Opener 'Mãe Terra', for example, is an ode to mother earth, in 'Dança Da Semente' they talk about the struggle for "seed freedom" or the rejection of company patents on plant seeds (the intro of the song appropriately features part of a speech by Indian scholar, environmental activist, champion of food sovereignty and author on alter-globalism, Vandana Shiva). 'Water' is about the blue gold that's keeping us all alive but is becoming ever scarcer, and in 'Greening The Desert', just like the climate activists, Terra Livre is pointing out the planet has reached its limits: "We're on red alert, Mother Nature getting hurt!".
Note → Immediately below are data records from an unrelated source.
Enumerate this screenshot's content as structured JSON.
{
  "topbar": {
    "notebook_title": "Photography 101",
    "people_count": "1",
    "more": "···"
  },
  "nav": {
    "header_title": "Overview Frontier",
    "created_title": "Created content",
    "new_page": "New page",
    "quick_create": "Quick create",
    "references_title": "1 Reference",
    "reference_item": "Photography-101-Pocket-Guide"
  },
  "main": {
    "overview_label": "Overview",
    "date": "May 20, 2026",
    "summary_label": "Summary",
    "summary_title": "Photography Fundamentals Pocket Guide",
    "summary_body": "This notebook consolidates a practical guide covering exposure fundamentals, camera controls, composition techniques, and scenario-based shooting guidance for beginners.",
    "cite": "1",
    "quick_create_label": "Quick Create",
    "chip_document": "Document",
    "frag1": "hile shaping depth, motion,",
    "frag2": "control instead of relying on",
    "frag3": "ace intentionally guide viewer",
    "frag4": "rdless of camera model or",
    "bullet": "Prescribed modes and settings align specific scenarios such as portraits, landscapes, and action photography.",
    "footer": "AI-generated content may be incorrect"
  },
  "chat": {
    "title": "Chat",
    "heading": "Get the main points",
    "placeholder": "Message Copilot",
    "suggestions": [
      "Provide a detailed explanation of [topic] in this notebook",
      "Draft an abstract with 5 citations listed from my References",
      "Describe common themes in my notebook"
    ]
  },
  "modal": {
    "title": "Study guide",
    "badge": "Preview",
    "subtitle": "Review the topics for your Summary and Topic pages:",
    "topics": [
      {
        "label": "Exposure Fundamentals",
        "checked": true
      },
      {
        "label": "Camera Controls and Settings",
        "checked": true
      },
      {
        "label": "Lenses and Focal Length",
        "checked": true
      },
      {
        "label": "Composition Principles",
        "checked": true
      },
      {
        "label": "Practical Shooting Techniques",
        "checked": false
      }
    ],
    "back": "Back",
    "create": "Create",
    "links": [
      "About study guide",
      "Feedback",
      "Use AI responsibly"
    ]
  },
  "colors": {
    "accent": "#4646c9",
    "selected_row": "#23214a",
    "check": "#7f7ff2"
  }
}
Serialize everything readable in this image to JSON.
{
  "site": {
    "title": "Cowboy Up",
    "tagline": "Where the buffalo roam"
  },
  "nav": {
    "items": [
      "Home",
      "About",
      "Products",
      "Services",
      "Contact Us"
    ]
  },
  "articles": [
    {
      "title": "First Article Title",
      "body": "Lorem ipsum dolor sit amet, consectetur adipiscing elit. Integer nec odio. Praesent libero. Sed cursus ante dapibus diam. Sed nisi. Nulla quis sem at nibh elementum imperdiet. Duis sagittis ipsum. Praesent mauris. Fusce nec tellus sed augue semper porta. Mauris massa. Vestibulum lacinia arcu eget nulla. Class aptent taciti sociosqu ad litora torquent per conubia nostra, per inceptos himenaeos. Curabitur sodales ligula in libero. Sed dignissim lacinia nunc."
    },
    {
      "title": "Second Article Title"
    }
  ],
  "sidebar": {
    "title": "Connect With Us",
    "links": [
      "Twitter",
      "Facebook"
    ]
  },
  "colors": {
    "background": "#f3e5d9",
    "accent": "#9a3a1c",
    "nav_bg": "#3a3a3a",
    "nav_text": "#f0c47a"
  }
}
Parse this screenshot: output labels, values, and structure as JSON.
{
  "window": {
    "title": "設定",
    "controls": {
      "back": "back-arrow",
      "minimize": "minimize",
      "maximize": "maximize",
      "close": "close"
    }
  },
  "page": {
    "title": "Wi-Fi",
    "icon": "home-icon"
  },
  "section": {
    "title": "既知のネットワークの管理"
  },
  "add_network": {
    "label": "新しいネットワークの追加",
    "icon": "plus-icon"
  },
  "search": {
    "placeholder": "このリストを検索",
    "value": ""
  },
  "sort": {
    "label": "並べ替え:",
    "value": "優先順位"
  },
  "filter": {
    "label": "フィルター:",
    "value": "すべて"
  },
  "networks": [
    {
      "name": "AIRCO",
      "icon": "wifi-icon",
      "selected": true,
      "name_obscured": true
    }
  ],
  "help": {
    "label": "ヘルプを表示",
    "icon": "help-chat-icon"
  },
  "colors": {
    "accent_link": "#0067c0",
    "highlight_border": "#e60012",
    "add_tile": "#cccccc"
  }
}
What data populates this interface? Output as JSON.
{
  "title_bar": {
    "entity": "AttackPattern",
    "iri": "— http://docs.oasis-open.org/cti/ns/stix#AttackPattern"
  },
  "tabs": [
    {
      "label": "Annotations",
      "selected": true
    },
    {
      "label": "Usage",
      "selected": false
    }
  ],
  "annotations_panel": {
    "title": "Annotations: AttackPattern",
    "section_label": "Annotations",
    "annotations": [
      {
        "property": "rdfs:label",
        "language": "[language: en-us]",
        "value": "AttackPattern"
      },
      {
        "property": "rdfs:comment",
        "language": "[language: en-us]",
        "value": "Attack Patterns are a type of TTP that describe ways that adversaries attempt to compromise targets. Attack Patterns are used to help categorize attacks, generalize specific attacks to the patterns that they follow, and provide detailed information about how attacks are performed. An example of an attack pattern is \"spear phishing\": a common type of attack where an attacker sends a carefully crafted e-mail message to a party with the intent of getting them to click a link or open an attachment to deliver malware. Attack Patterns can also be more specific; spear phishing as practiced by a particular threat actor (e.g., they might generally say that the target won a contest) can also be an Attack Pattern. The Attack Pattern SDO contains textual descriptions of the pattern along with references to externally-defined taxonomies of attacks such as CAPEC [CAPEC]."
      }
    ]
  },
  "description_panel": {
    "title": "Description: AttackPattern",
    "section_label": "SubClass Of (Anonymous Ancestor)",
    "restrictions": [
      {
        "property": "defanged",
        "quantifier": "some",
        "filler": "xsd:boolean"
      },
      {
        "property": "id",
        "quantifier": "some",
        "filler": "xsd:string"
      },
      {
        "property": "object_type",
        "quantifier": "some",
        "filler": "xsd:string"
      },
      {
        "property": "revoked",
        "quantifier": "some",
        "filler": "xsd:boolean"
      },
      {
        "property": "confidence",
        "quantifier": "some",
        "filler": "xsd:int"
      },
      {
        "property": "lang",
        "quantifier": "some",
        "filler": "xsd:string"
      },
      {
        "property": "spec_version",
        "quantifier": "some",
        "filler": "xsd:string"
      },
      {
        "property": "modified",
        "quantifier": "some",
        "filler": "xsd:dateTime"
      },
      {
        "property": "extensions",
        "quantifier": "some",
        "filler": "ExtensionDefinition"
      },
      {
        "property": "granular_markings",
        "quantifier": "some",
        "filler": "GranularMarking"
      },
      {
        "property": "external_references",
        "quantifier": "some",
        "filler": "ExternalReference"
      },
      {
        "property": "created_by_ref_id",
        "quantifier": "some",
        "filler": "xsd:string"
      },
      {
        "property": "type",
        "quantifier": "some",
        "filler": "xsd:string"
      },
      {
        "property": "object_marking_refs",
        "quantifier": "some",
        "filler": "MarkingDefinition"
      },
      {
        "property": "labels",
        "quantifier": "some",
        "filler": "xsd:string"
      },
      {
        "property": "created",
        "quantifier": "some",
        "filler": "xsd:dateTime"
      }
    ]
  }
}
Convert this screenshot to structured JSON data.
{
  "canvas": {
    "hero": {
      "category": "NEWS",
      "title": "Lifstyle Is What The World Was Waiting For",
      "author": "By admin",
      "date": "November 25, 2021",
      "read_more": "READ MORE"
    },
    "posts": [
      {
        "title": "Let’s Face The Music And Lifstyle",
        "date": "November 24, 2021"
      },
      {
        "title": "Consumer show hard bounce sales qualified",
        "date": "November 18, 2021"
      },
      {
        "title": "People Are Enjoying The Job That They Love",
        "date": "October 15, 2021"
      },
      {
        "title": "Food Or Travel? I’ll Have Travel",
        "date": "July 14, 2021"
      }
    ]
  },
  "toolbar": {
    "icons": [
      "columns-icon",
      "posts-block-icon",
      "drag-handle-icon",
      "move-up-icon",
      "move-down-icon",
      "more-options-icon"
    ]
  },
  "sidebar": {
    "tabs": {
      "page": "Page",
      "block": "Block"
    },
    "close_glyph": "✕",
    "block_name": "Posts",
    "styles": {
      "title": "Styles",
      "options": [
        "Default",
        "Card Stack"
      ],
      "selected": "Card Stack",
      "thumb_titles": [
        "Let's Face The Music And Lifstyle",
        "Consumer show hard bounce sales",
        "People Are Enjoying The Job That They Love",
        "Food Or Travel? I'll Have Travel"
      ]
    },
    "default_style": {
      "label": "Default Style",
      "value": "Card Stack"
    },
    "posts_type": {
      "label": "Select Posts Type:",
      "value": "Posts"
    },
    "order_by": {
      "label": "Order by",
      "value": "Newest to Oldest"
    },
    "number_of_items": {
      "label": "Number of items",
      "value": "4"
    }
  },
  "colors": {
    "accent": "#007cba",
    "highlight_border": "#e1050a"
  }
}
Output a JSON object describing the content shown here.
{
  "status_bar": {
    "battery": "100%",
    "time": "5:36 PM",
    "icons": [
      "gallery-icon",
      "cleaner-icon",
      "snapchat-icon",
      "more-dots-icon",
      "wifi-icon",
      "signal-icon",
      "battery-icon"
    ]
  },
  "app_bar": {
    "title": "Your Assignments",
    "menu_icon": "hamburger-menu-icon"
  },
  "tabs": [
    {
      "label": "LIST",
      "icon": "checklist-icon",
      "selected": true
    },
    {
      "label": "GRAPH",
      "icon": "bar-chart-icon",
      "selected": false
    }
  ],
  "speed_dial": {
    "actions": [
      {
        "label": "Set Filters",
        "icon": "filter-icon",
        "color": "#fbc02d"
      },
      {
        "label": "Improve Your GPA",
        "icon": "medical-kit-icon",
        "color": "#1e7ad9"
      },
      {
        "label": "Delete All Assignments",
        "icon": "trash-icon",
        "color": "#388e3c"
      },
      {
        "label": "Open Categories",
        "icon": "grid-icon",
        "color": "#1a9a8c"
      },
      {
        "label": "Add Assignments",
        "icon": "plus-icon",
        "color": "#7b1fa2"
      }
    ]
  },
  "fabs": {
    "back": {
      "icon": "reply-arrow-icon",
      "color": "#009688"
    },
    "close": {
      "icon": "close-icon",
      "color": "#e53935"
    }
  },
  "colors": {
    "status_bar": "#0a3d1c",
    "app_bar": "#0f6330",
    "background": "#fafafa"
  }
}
Add to that vocal guests like Brazilian veteran Silvério Pessoa, Algerian singer-songwriter Nazim Lachachi, mestizo-king Manu Chao and guest musicians like Francisco Amorim and Paul Robert, the horn section of Kumpania Algazarra, and Nataniel Melo, Paulo das Cavernas and Marcio Pinto, percussionists with Terrakota, and you end up with a finger licking good mestizo-album, with songs ranging from psychedelic samba that seems to have been plucked from the nineteen seventies (opener 'Mãe Terra' featuring Silvério Pessoa, 'Ventos Com Tom'), reggae ('Earth Music', 'Little By Little', Dança Da Semente' featuring Manu Chao, that was even given a nyahbinghi intro), Maghrebi rhythms ('Greening The Desert', 'Dá-me A Tua Mão', 'Ha No Nada' featuring Nazim Lachachi), West-African kora meets afrobeat ('Water') and even some swing jazz in 'Start A Revolution'! Highly contagious Portuguese mestizo, simultaneously getting you to dance and rattling your conscience. Recommended listening!